Yoga for me has been apart of who I have become. It's made me focus on my body, soul and mind as being one. Its easy to separate my body from my mind sometimes. But in yoga, if the mind and body aren't working together during the practice, the mind feels like a huge obstacle to overcome. One of the main focus's is to keep the heart reaching out and open. In many of the poses, this is essential in order to reach the full expression and gain the most potential in the practice. However, not only is it important to keep the heart reaching forward, but my yoga instructor has brought light to some personal situations to my heart and body. I have always had a tendency to naturally relax with my shoulders slouching. Its how I sit without even knowing. But since I started practicing yoga on a regular basis, I've been able to pay more attention and correct my posture in a sense. I do think it also has to do with fear. When I slouch, I am, in a way, hiding or protecting my heart from becoming exposed. I never thought about this before, but it was always a natural position for me to hide my heart. Its crazy when I started doing yoga. The major issue for me was to reach my heart forward. For whatever reason, I made it almost impossible to do this naturally because my body was already used to slouching. It's like I've always been afraid of something, afraid of being myself or fear of what others would think... Always been a people pleaser my whole childhood, but was easily frightened and would go into hiding, not fully exposing myself.
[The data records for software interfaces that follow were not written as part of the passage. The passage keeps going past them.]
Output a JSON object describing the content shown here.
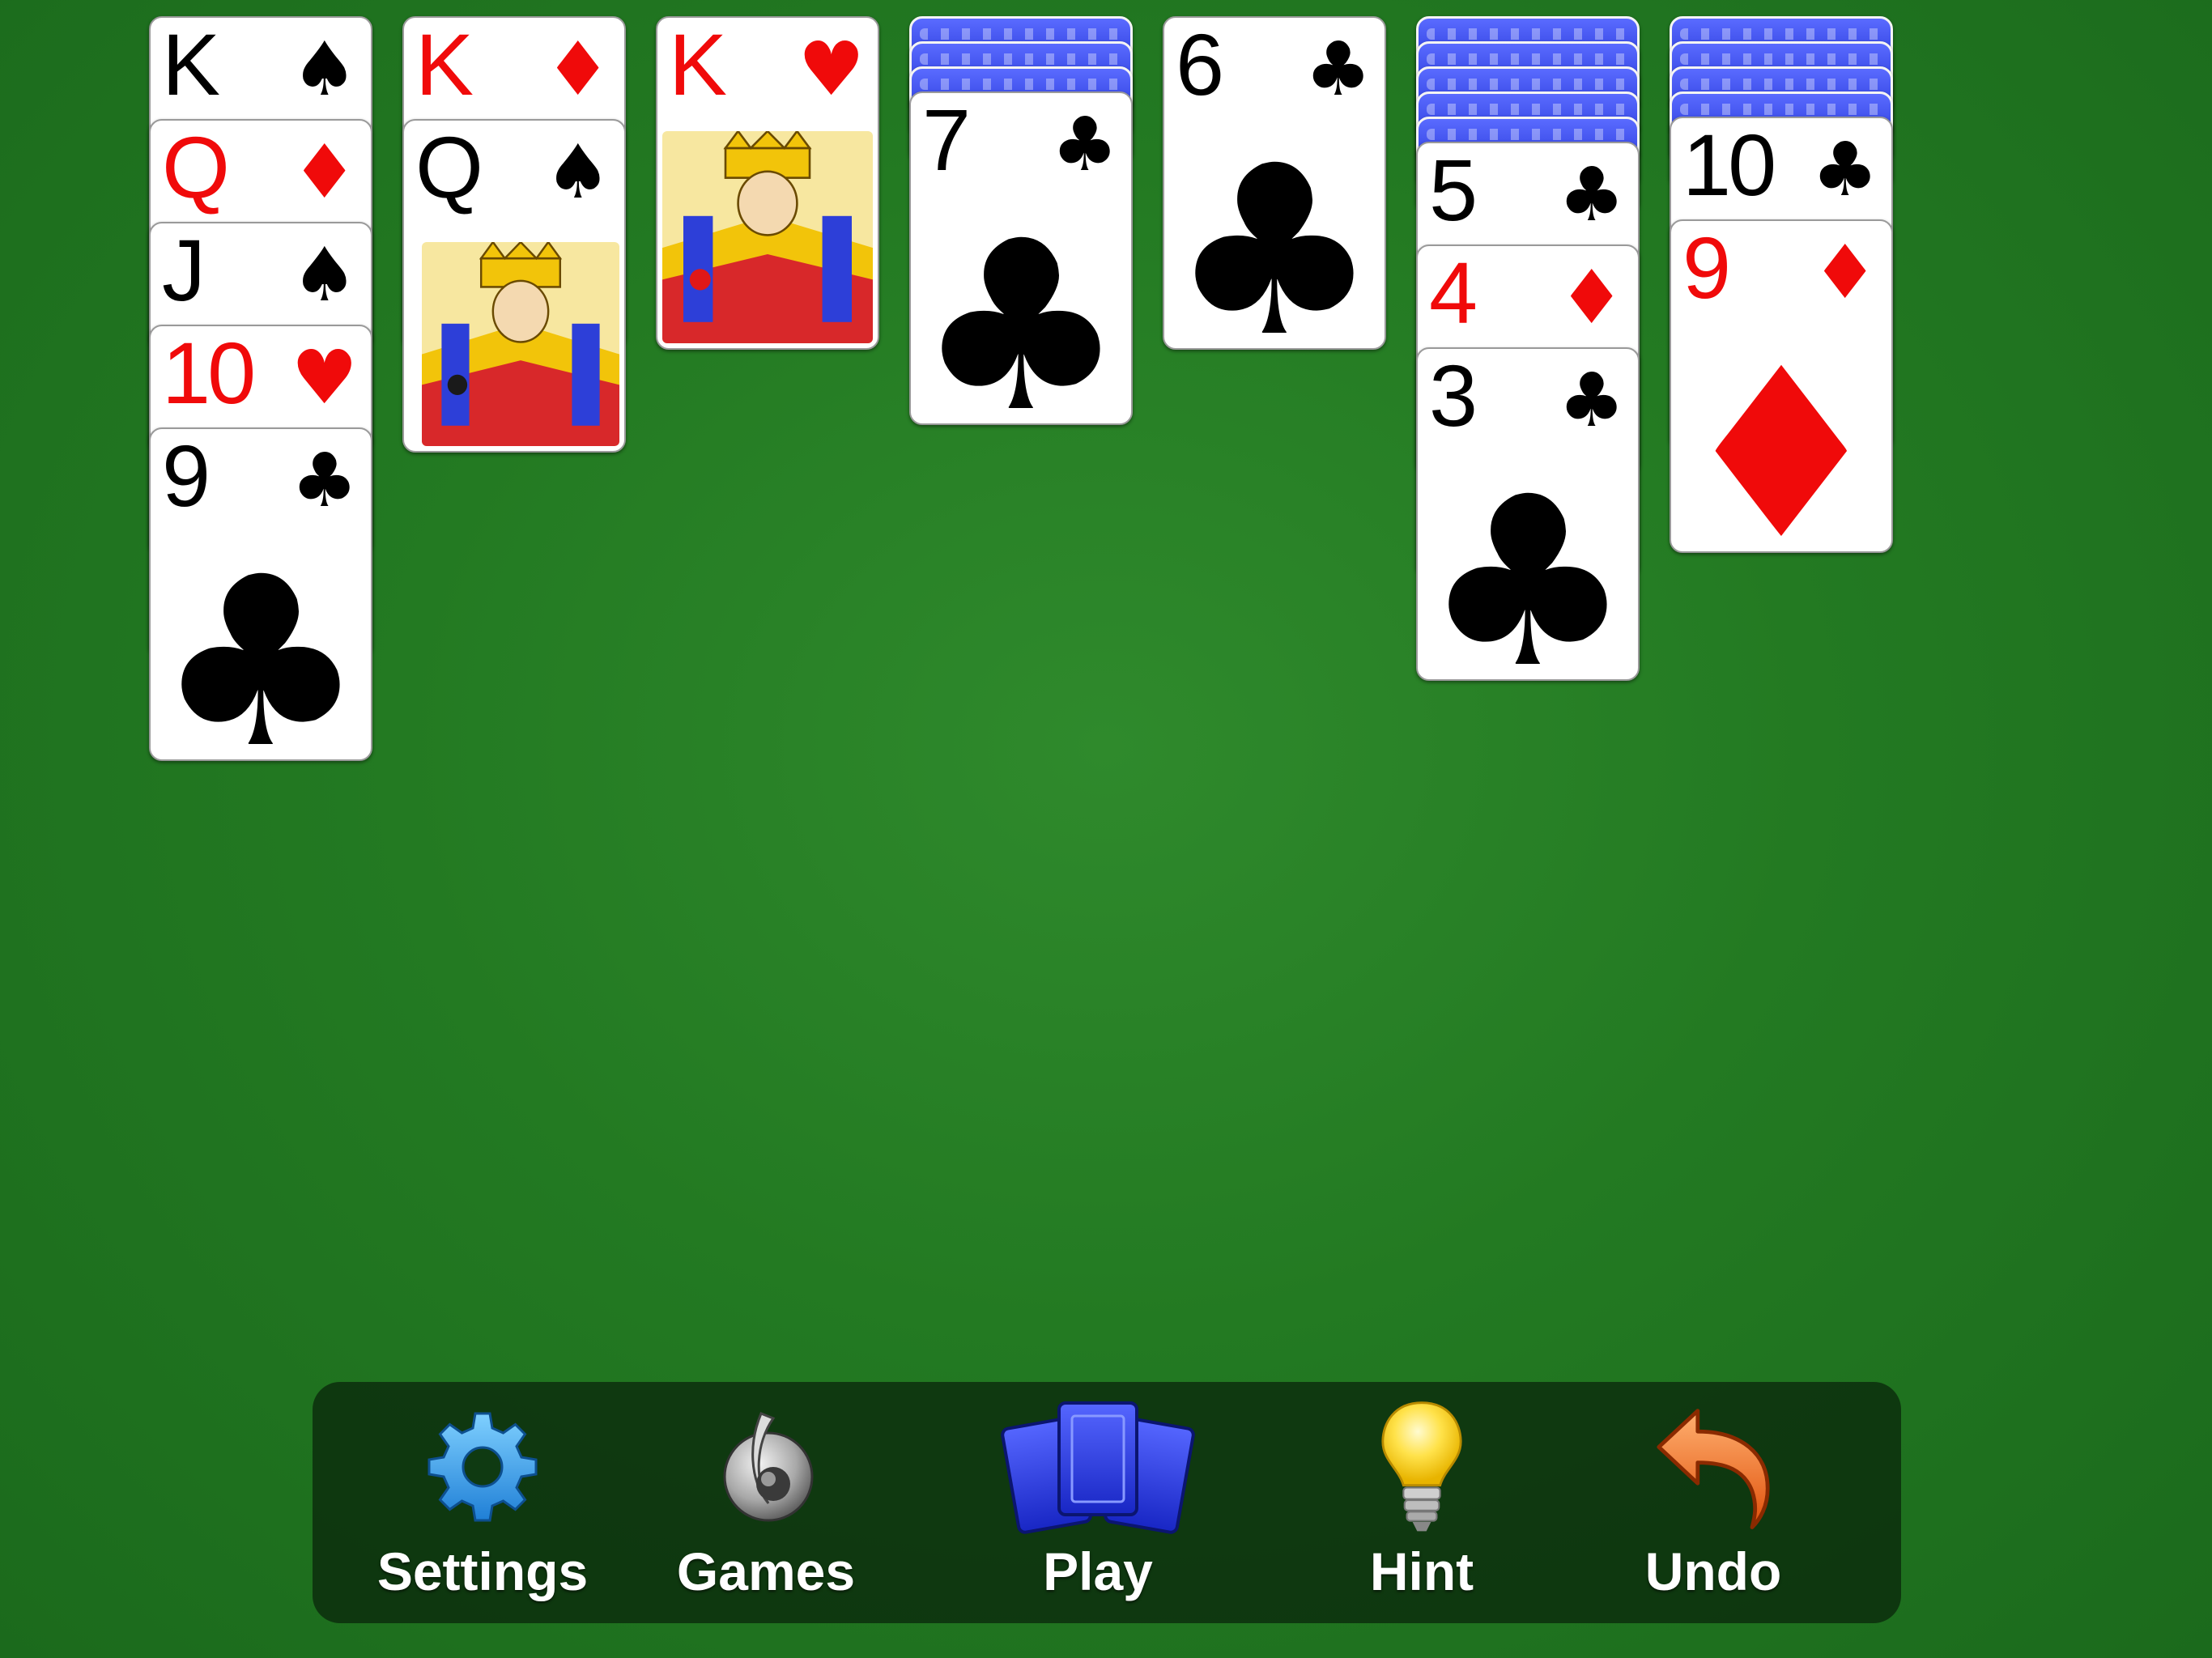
{
  "game": "Solitaire",
  "colors": {
    "felt": "#237a22",
    "red_suit": "#f00a0a",
    "black_suit": "#000000",
    "card_back": "#2233d6",
    "toolbar_bg": "#0a280c"
  },
  "tableau": [
    {
      "face_down_count": 0,
      "cards": [
        {
          "rank": "K",
          "suit": "♠",
          "color": "black"
        },
        {
          "rank": "Q",
          "suit": "♦",
          "color": "red"
        },
        {
          "rank": "J",
          "suit": "♠",
          "color": "black"
        },
        {
          "rank": "10",
          "suit": "♥",
          "color": "red"
        },
        {
          "rank": "9",
          "suit": "♣",
          "color": "black"
        }
      ]
    },
    {
      "face_down_count": 0,
      "cards": [
        {
          "rank": "K",
          "suit": "♦",
          "color": "red"
        },
        {
          "rank": "Q",
          "suit": "♠",
          "color": "black"
        }
      ]
    },
    {
      "face_down_count": 0,
      "cards": [
        {
          "rank": "K",
          "suit": "♥",
          "color": "red"
        }
      ]
    },
    {
      "face_down_count": 3,
      "cards": [
        {
          "rank": "7",
          "suit": "♣",
          "color": "black"
        }
      ]
    },
    {
      "face_down_count": 0,
      "cards": [
        {
          "rank": "6",
          "suit": "♣",
          "color": "black"
        }
      ]
    },
    {
      "face_down_count": 5,
      "cards": [
        {
          "rank": "5",
          "suit": "♣",
          "color": "black"
        },
        {
          "rank": "4",
          "suit": "♦",
          "color": "red"
        },
        {
          "rank": "3",
          "suit": "♣",
          "color": "black"
        }
      ]
    },
    {
      "face_down_count": 4,
      "cards": [
        {
          "rank": "10",
          "suit": "♣",
          "color": "black"
        },
        {
          "rank": "9",
          "suit": "♦",
          "color": "red"
        }
      ]
    }
  ],
  "toolbar": {
    "items": [
      {
        "id": "settings",
        "label": "Settings",
        "icon": "gear-icon"
      },
      {
        "id": "games",
        "label": "Games",
        "icon": "games-icon"
      },
      {
        "id": "play",
        "label": "Play",
        "icon": "cards-icon"
      },
      {
        "id": "hint",
        "label": "Hint",
        "icon": "lightbulb-icon"
      },
      {
        "id": "undo",
        "label": "Undo",
        "icon": "undo-arrow-icon"
      }
    ]
  }
}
After some major personal shifts in my life recently, I'm starting to realize that I shouldn't be so hard on myself. I feel like I've been in an emotional fist fight with myself for some time. Struggling with what is real and what is not real. What I want verses what I need. Its a fucking mind game most of the time. My heart struggles to keep open, when its natural tendency is to close. My heart struggles between feelings of relief and of depression.
Through it all, I've come to realize that free will is like a double-edge sword. Its the things that I can't control that seems to destroy my soul. It breaks down the fabrics of my interior and exposes my deepest pain. But, I can't give up in the pursuit of having an open heart. Even if its just on my blog.
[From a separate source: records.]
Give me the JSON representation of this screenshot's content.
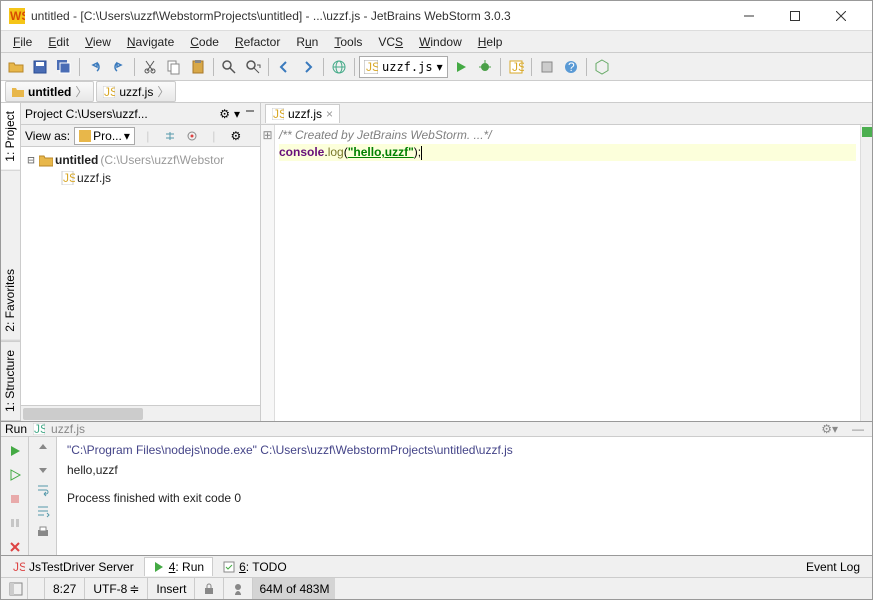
{
  "title": "untitled - [C:\\Users\\uzzf\\WebstormProjects\\untitled] - ...\\uzzf.js - JetBrains WebStorm 3.0.3",
  "menu": {
    "file": "File",
    "edit": "Edit",
    "view": "View",
    "navigate": "Navigate",
    "code": "Code",
    "refactor": "Refactor",
    "run": "Run",
    "tools": "Tools",
    "vcs": "VCS",
    "window": "Window",
    "help": "Help"
  },
  "toolbar": {
    "run_config": "uzzf.js"
  },
  "breadcrumb": {
    "project": "untitled",
    "file": "uzzf.js"
  },
  "project_panel": {
    "title": "Project C:\\Users\\uzzf...",
    "view_as": "View as:",
    "view_mode": "Pro...",
    "tree": {
      "root": "untitled",
      "root_loc": "(C:\\Users\\uzzf\\Webstor",
      "file": "uzzf.js"
    }
  },
  "side_tabs": {
    "project": "1: Project",
    "favorites": "2: Favorites",
    "structure": "1: Structure"
  },
  "editor": {
    "tab": "uzzf.js",
    "line1": "/** Created by JetBrains WebStorm. ...*/",
    "line2_a": "console",
    "line2_b": ".",
    "line2_c": "log",
    "line2_d": "(",
    "line2_e": "\"hello,uzzf\"",
    "line2_f": ");"
  },
  "run_panel": {
    "header": "Run",
    "header_file": "uzzf.js",
    "cmd": "\"C:\\Program Files\\nodejs\\node.exe\" C:\\Users\\uzzf\\WebstormProjects\\untitled\\uzzf.js",
    "out": "hello,uzzf",
    "done": "Process finished with exit code 0"
  },
  "bottom_tabs": {
    "jstest": "JsTestDriver Server",
    "run": "4: Run",
    "todo": "6: TODO",
    "event_log": "Event Log"
  },
  "status": {
    "pos": "8:27",
    "encoding": "UTF-8",
    "insert": "Insert",
    "mem": "64M of 483M"
  }
}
This video stunned my soul. It reached the most fragile and broken parts of me. What she says about shame has been with me since childhood, though it feels like its gotten worse and worse over time as an adult. It's made me realize how I bury virtue, hide vulnerability and look pretty from the outside. The primary reason to this is fear. Fear of what others would really think of me if I was vulnerable. The core of the issue is, I'm ashamed of who I am.
The latest Connecticut tragedy brings many questions to my mind, but these statements point to one major factor for me. If it is so easy to turn the head or not even pay attention to what other countries face in this regard, wouldn't that be considered a biased approach to humanity? I find this tragic when it hits so close to home. But what seems to be even more disturbing is when we seem to pick and choose what makes a tragedy.
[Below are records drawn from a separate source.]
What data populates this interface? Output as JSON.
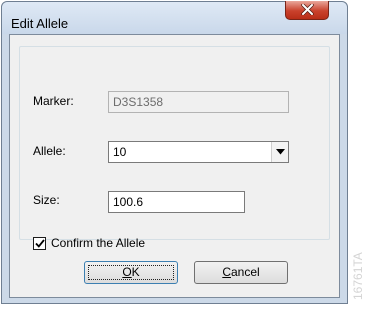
{
  "window": {
    "title": "Edit Allele",
    "close_icon": "close-x-icon"
  },
  "form": {
    "marker_label": "Marker:",
    "marker_value": "D3S1358",
    "allele_label": "Allele:",
    "allele_value": "10",
    "size_label": "Size:",
    "size_value": "100.6",
    "confirm_label": "Confirm the Allele",
    "confirm_checked": true
  },
  "buttons": {
    "ok_mnemonic": "O",
    "ok_rest": "K",
    "cancel_mnemonic": "C",
    "cancel_rest": "ancel"
  },
  "side_code": "16761TA",
  "colors": {
    "close_button": "#c9412c",
    "title_bar": "#dfe9f5",
    "dialog_face": "#f0f0f0"
  }
}
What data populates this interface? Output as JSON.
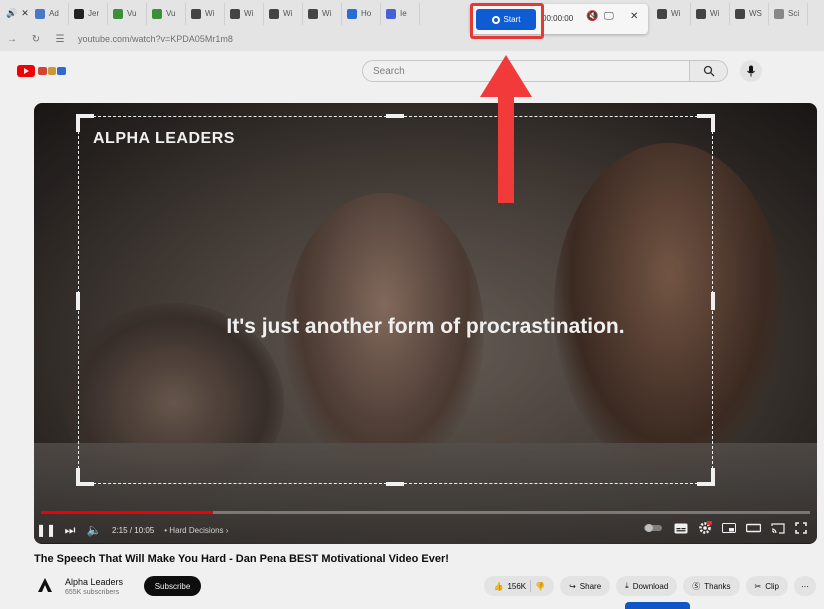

Not all who wander are aimless, especially those who seek truth beyond tradition, beyond definition, beyond image. -- Mona Lisa Smile
Hi! Thanks for coming by and checking out my blog. If I had to tell you anything about myself and why I write, it would be this...
I love to write about things that inspire me or captures my attention, or merely what is happening in my life. I don't proclaim to have it all figured out, but I do know this, that I am simply human that has problems and I am not afraid to expose them here. Vulnerability and being authentic is something I strive for, even if it looks ugly at times.
So please feel free to come and have a conversation with me. I can't wait to dig in deep with you!
I am learning how to live loved by God and embrace His grace that will help me fly in freedom. Let the wings of grace take me, all of me, for who I am and not for who I should be.